----- Task input -----
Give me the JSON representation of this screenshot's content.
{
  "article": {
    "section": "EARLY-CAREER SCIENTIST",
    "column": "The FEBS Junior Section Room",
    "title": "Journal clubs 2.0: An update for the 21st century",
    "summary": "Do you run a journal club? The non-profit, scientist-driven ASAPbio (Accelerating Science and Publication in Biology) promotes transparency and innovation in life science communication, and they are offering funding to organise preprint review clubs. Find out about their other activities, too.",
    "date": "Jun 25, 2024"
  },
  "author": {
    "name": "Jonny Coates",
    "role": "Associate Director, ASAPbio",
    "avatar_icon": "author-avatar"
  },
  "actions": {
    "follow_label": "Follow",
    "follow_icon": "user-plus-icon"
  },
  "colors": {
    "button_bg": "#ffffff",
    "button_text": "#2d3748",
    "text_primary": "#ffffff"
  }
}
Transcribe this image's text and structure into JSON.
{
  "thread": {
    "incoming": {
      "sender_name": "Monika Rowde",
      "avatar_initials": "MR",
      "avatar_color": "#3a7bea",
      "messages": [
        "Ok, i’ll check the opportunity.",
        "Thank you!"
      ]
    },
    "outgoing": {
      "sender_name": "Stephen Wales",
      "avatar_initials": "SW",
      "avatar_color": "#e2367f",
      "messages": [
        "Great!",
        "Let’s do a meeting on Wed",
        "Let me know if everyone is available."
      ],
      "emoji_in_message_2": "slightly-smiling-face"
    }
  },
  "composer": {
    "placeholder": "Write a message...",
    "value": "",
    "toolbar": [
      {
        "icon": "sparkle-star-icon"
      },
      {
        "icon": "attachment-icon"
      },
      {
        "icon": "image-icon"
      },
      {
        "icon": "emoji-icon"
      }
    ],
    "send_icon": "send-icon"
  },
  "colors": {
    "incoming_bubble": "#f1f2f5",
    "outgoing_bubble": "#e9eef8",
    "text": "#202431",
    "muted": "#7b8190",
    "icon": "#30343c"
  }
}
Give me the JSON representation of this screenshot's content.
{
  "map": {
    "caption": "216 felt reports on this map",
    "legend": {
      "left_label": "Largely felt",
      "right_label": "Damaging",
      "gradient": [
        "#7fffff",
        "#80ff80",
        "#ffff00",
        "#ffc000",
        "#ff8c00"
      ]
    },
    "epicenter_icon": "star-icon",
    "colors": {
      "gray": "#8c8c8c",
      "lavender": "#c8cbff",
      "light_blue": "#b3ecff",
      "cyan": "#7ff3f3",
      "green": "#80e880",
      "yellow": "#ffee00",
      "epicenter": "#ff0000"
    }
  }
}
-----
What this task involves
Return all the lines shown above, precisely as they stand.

Exercise answer
Give me the JSON representation of this screenshot's content.
{
  "article": {
    "section": "EARLY-CAREER SCIENTIST",
    "column": "The FEBS Junior Section Room",
    "title": "Journal clubs 2.0: An update for the 21st century",
    "summary": "Do you run a journal club? The non-profit, scientist-driven ASAPbio (Accelerating Science and Publication in Biology) promotes transparency and innovation in life science communication, and they are offering funding to organise preprint review clubs. Find out about their other activities, too.",
    "date": "Jun 25, 2024"
  },
  "author": {
    "name": "Jonny Coates",
    "role": "Associate Director, ASAPbio",
    "avatar_icon": "author-avatar"
  },
  "actions": {
    "follow_label": "Follow",
    "follow_icon": "user-plus-icon"
  },
  "colors": {
    "button_bg": "#ffffff",
    "button_text": "#2d3748",
    "text_primary": "#ffffff"
  }
}
Transcribe this image's text and structure into JSON.
{
  "thread": {
    "incoming": {
      "sender_name": "Monika Rowde",
      "avatar_initials": "MR",
      "avatar_color": "#3a7bea",
      "messages": [
        "Ok, i’ll check the opportunity.",
        "Thank you!"
      ]
    },
    "outgoing": {
      "sender_name": "Stephen Wales",
      "avatar_initials": "SW",
      "avatar_color": "#e2367f",
      "messages": [
        "Great!",
        "Let’s do a meeting on Wed",
        "Let me know if everyone is available."
      ],
      "emoji_in_message_2": "slightly-smiling-face"
    }
  },
  "composer": {
    "placeholder": "Write a message...",
    "value": "",
    "toolbar": [
      {
        "icon": "sparkle-star-icon"
      },
      {
        "icon": "attachment-icon"
      },
      {
        "icon": "image-icon"
      },
      {
        "icon": "emoji-icon"
      }
    ],
    "send_icon": "send-icon"
  },
  "colors": {
    "incoming_bubble": "#f1f2f5",
    "outgoing_bubble": "#e9eef8",
    "text": "#202431",
    "muted": "#7b8190",
    "icon": "#30343c"
  }
}
Give me the JSON representation of this screenshot's content.
{
  "map": {
    "caption": "216 felt reports on this map",
    "legend": {
      "left_label": "Largely felt",
      "right_label": "Damaging",
      "gradient": [
        "#7fffff",
        "#80ff80",
        "#ffff00",
        "#ffc000",
        "#ff8c00"
      ]
    },
    "epicenter_icon": "star-icon",
    "colors": {
      "gray": "#8c8c8c",
      "lavender": "#c8cbff",
      "light_blue": "#b3ecff",
      "cyan": "#7ff3f3",
      "green": "#80e880",
      "yellow": "#ffee00",
      "epicenter": "#ff0000"
    }
  }
}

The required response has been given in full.